The hard part is that it is a process and results may not be seen overnight. In the NJ Learns program, we participated in a simulation where, in groups, we were fishermen. We had to fish the ocean in a manner that, with an average replenishment rate, the ocean would remain sustainable. The ocean would continue to produce fish for us to catch to maintain our livelihoods. The problem, however, was the same all around: everyone “crashed the system” by overfishing. It took many of the groups several tries, if not more, to figure out that we just had to make it through the down times in order to remain sustainable. Instead, different mentalities took over. “Everyone else was taking more than their share, so I should too!” “I could see this was not going to work, so I jumped on the bandwagon.”
These mentalities translate right into our communities and it is hard for residents and local leaders to see the benefits, when it is such incremental change.

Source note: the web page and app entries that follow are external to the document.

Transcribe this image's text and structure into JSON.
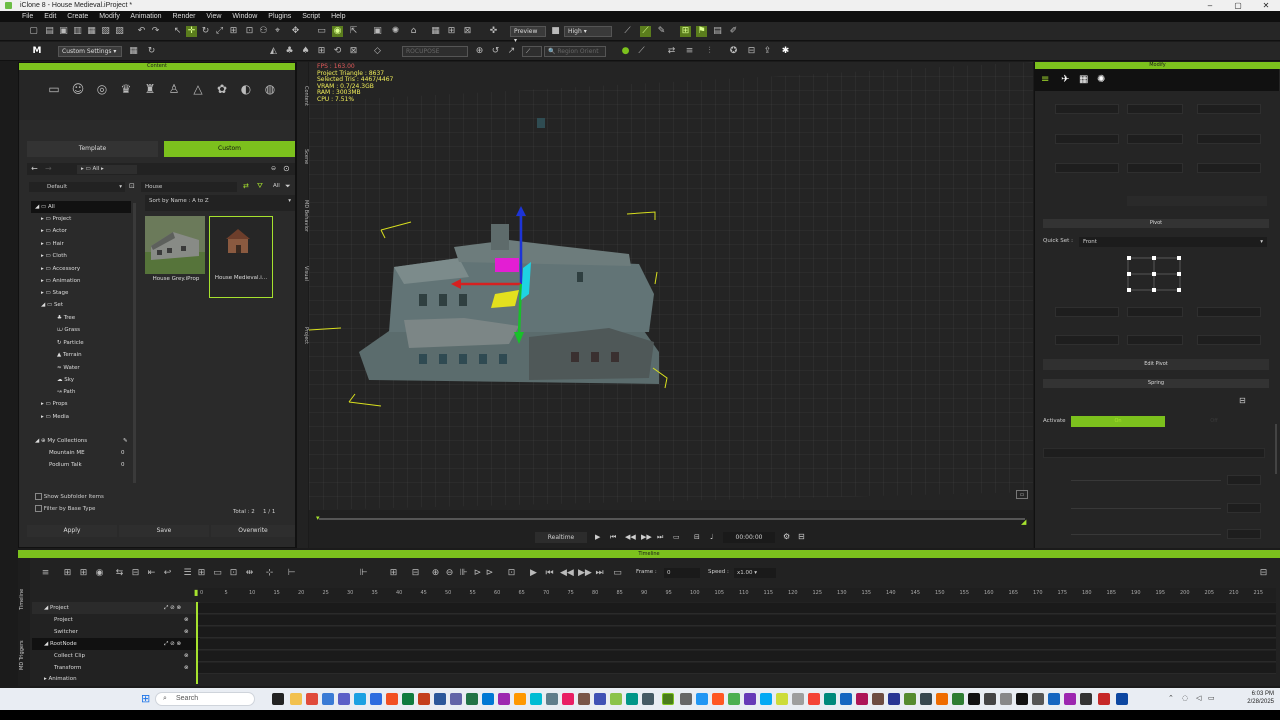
{
  "window": {
    "title": "iClone 8 - House Medieval.iProject *",
    "controls": [
      "–",
      "▢",
      "✕"
    ]
  },
  "menu": [
    "File",
    "Edit",
    "Create",
    "Modify",
    "Animation",
    "Render",
    "View",
    "Window",
    "Plugins",
    "Script",
    "Help"
  ],
  "toolbar": {
    "preview_label": "Preview",
    "quality_label": "High",
    "custom_settings": "Custom Settings",
    "rocupose": "ROCUPOSE",
    "region_orient": "Region Orient"
  },
  "content_panel": {
    "title": "Content",
    "tabs": [
      "Template",
      "Custom"
    ],
    "path": "All",
    "filter_default": "Default",
    "folder_name": "House",
    "filter_all": "All",
    "sort": "Sort by Name : A to Z",
    "tree": [
      {
        "label": "All",
        "level": 0
      },
      {
        "label": "Project",
        "level": 1
      },
      {
        "label": "Actor",
        "level": 1
      },
      {
        "label": "Hair",
        "level": 1
      },
      {
        "label": "Cloth",
        "level": 1
      },
      {
        "label": "Accessory",
        "level": 1
      },
      {
        "label": "Animation",
        "level": 1
      },
      {
        "label": "Stage",
        "level": 1
      },
      {
        "label": "Set",
        "level": 1
      },
      {
        "label": "Tree",
        "level": 2
      },
      {
        "label": "Grass",
        "level": 2
      },
      {
        "label": "Particle",
        "level": 2
      },
      {
        "label": "Terrain",
        "level": 2
      },
      {
        "label": "Water",
        "level": 2
      },
      {
        "label": "Sky",
        "level": 2
      },
      {
        "label": "Path",
        "level": 2
      },
      {
        "label": "Props",
        "level": 1
      },
      {
        "label": "Media",
        "level": 1
      }
    ],
    "collections": {
      "title": "My Collections",
      "items": [
        {
          "name": "Mountain ME",
          "count": "0"
        },
        {
          "name": "Podium Talk",
          "count": "0"
        }
      ]
    },
    "thumbnails": [
      {
        "label": "House Grey.iProp"
      },
      {
        "label": "House Medieval.i..."
      }
    ],
    "show_subfolder": "Show Subfolder Items",
    "filter_base": "Filter by Base Type",
    "total": "Total : 2",
    "page": "1 / 1",
    "buttons": [
      "Apply",
      "Save",
      "Overwrite"
    ]
  },
  "side_tabs": [
    "Content",
    "Scene",
    "MD Behavior",
    "Visual",
    "Project"
  ],
  "viewport": {
    "stats": [
      "FPS : 163.00",
      "Project Triangle : 8637",
      "Selected Tris : 4467/4467",
      "VRAM : 0.7/24.3GB",
      "RAM : 3003MB",
      "CPU : 7.51%"
    ],
    "play_mode": "Realtime",
    "time": "00:00:00"
  },
  "modify_panel": {
    "title": "Modify",
    "pivot_section": "Pivot",
    "quick_set_label": "Quick Set :",
    "quick_set_value": "Front",
    "edit_pivot": "Edit Pivot",
    "spring_section": "Spring",
    "activate_label": "Activate",
    "activate_on": "On",
    "activate_off": "Off"
  },
  "timeline": {
    "title": "Timeline",
    "frame_label": "Frame :",
    "frame_value": "0",
    "speed_label": "Speed :",
    "speed_value": "x1.00",
    "ruler": [
      "0",
      "5",
      "10",
      "15",
      "20",
      "25",
      "30",
      "35",
      "40",
      "45",
      "50",
      "55",
      "60",
      "65",
      "70",
      "75",
      "80",
      "85",
      "90",
      "95",
      "100",
      "105",
      "110",
      "115",
      "120",
      "125",
      "130",
      "135",
      "140",
      "145",
      "150",
      "155",
      "160",
      "165",
      "170",
      "175",
      "180",
      "185",
      "190",
      "195",
      "200",
      "205",
      "210",
      "215"
    ],
    "tracks": [
      {
        "label": "Project",
        "level": 0
      },
      {
        "label": "Project",
        "level": 1
      },
      {
        "label": "Switcher",
        "level": 1
      },
      {
        "label": "RootNode",
        "level": 0
      },
      {
        "label": "Collect Clip",
        "level": 1
      },
      {
        "label": "Transform",
        "level": 1
      },
      {
        "label": "Animation",
        "level": 0
      }
    ],
    "vtabs": [
      "Timeline",
      "MD Triggers"
    ]
  },
  "taskbar": {
    "search_placeholder": "Search",
    "time": "6:03 PM",
    "date": "2/28/2025"
  },
  "colors": {
    "accent": "#7cc11d",
    "panel": "#2a2a2a",
    "stats_text": "#f2ef5a"
  }
}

There are a few popular phrases in local government that tend to set the tone for creating sustainability strategies. One is “How can we get the biggest bang for our buck?” Local leaders want to do right by their taxpayers, providing quality of life, but they don’t want to enforce practices that may cost money. The other is “Let’s look at the low-hanging fruit.” This is a good strategy for getting something off the ground. It is a quick way to get a project done and shows that the local leadership is doing something for the community. It also provides momentum for a larger-scale project that may take more time. However, it often doesn’t take into account the bigger picture.
The topic of sustainability is a tough web to untangle and make sense of. Land use planners are typically the ones to break down these issues and present them in a meaningful way so that local leaders can make decisions. Planners guide the development of ordinances, policies, and regulations, at the same time, supporting community-wide campaigns for residents to become more aware of how they can green their lifestyles. If all planners were speaking a shared language of planning for sustainability, we could create a paradigm shift toward sustainability and livable communities from the top-down and the bottom-up.
My NJ Learns training and practice of the program continues every day I am working to create more livable communities in NJ.
> > > > Learn more about the New Jersey LearnsProgram< < < <
“Well, I knew nothing about sustainability at all!” Nozomi Sakata explains when asked how she decided to apply for an internship at The Cloud Institute a few weeks ago. It turns out that she is simply graceful at stumbling. Happening on the Cloud Institute through an email from her school’s internship program, Nozomi was mainly interested in the fact that it produced innovative curriculum platforms; the Institute’s focus in Education for Sustainability presented, more than anything else, a foreign concept to explore. In that same happenstance way, she recently happened to see that Jaimie Cloud was presenting a two-day workshop called “The Essentials of Sustainability Education Workshop” at Columbia University Teacher’s College, where Nozomi is a student. The opportunity was, she explains, “a chance to learn about the ideology of EfS from an introductory perspective
Nozomi isn’t an anomaly. All the interns here at the Cloud Institute have different motivations and reasons as to why they were drawn to this office, providing an interesting window into the many facets of EfS.